While accounts like these serve a positive purpose, not all social media activism has been effective in bettering the movement. On June 2 millions of Instagram users did a social media “blackout” by posting a plain black square to their accounts. By doing this, participants in this blackout hoped to spread awareness to the Black Lives Matter movement and show solidarity. However, others believed this action was a useless act and did nothing but block important information regarding protests and the movement from reaching others. Contradictory actions such as the blackout on Instagram have become relevant throughout the movement. The term “performative activism” has been brought up throughout this movement, as many young people exhibited a double standard by posting in solidarity, only when it’s cool or “trendy”. The problem with performative activism is that it enhances the idea that the Black lives Matter movement is only a trend and only deserves a short time of attention. For instance, many of those who posted the black square on instagram have already removed their posts to not “ruin” the aesthetic of their pages. While the intention behind the posts was to demonstrate solidarity, many posted them to avoid ostracism from their peers. This fear of backlash shows the positive trend towards vocal and social activism, and sers a hopeful tone for the future of the Black Lives Matter movement.
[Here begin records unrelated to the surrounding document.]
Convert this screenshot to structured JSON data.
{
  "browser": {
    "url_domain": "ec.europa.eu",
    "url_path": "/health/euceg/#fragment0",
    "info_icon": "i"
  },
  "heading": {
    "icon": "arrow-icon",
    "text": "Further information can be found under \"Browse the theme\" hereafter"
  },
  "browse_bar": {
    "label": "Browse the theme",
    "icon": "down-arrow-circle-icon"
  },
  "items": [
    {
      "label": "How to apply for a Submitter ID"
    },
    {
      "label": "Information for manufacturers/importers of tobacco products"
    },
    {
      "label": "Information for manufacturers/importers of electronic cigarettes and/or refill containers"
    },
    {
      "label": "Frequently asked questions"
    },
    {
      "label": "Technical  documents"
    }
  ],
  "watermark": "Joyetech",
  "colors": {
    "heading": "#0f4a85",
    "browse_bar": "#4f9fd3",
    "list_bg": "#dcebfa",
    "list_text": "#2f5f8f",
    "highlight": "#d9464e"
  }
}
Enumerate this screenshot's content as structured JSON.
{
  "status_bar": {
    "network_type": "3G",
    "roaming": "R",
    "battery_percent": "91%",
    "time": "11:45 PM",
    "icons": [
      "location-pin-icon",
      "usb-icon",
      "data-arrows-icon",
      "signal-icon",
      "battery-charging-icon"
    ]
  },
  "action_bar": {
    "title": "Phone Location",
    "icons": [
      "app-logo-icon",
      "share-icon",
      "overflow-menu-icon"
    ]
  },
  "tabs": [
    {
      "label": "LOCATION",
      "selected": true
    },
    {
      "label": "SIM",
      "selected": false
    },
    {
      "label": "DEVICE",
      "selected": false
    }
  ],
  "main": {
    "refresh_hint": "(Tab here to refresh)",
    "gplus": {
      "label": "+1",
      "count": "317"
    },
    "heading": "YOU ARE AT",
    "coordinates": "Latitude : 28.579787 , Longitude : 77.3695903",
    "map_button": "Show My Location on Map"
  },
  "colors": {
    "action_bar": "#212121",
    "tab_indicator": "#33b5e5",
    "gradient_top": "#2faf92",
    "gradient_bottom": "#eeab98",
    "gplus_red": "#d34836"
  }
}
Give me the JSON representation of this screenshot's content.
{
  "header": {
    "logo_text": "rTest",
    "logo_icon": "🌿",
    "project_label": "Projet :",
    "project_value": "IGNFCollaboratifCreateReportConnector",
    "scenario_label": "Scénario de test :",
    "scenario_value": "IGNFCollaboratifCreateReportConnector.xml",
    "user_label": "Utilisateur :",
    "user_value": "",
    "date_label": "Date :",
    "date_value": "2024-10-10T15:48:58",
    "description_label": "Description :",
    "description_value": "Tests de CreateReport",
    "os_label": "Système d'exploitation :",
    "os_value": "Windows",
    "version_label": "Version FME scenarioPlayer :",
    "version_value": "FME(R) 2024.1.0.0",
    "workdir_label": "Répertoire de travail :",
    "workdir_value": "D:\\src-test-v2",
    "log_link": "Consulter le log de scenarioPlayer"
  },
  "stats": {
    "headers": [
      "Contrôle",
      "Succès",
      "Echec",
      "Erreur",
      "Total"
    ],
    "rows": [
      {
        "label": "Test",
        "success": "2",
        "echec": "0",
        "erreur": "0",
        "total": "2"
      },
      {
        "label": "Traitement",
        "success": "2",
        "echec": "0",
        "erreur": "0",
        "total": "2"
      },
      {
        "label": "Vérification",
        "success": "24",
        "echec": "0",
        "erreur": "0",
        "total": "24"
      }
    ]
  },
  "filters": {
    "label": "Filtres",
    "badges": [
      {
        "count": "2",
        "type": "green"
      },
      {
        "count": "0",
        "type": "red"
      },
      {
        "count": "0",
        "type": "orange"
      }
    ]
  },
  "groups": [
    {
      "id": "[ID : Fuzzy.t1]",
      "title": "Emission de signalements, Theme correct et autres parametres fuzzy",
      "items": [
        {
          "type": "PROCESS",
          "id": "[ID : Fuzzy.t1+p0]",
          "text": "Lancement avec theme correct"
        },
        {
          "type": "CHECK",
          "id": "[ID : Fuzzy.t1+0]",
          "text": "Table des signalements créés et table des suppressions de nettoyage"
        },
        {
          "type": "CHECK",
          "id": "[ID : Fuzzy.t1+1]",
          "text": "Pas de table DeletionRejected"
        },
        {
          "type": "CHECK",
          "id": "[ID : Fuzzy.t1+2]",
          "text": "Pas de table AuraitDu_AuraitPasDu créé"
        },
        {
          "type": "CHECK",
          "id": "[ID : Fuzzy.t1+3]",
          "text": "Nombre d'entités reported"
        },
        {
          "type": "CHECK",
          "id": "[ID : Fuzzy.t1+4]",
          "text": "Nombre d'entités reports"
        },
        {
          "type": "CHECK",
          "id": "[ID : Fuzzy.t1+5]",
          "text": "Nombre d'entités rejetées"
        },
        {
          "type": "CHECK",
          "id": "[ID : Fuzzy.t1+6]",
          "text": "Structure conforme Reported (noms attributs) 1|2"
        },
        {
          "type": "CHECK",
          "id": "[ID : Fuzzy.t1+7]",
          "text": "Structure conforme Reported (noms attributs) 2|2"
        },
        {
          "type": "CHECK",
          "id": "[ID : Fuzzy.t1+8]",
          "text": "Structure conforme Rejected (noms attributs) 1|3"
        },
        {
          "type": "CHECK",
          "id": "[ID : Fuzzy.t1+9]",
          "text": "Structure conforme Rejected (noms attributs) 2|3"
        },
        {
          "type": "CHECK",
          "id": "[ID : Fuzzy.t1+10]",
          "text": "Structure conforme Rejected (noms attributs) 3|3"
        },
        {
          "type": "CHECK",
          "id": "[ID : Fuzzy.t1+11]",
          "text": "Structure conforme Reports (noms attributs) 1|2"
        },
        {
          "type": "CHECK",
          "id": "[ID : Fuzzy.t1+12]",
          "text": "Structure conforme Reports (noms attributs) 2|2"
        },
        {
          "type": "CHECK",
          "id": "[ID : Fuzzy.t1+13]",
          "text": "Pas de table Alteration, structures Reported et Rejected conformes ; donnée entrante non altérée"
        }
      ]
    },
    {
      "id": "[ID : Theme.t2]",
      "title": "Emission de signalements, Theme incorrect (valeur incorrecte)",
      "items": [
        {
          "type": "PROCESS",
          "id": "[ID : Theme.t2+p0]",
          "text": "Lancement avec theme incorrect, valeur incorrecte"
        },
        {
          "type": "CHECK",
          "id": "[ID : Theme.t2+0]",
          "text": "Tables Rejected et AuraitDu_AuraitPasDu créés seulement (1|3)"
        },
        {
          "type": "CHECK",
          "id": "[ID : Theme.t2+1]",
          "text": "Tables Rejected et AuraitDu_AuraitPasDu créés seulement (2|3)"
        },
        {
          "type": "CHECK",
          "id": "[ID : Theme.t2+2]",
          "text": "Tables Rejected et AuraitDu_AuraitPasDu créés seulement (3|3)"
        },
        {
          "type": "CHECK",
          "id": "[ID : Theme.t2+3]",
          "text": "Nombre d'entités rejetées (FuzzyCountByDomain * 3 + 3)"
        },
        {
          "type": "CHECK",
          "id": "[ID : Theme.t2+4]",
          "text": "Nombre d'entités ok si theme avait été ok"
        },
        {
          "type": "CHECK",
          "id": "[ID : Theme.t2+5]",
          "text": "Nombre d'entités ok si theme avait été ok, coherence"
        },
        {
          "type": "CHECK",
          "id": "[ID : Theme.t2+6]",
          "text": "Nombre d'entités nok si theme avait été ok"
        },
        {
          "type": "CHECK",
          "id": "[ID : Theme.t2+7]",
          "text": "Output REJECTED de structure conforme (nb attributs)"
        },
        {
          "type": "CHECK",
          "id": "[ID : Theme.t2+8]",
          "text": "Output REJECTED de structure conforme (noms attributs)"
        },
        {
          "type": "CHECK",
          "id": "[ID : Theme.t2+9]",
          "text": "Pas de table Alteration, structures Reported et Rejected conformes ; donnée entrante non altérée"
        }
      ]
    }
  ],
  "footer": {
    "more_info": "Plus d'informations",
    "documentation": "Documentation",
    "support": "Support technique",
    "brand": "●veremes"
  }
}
While many adults believe that young people today have become lazy and entitled due to technology, technology has given teens both a deeper understanding of our unique position in history. We have lived through many historically significant events, we have been given a global network and support system that will allow for us to make a greater change in our world. The awareness that social media has brought to young people has developed a force that will serve as the future of activism.
Morgan Kenly, 15, Woodward Academy
Christine Belcher,17, Our Lady of Mercy Catholic High School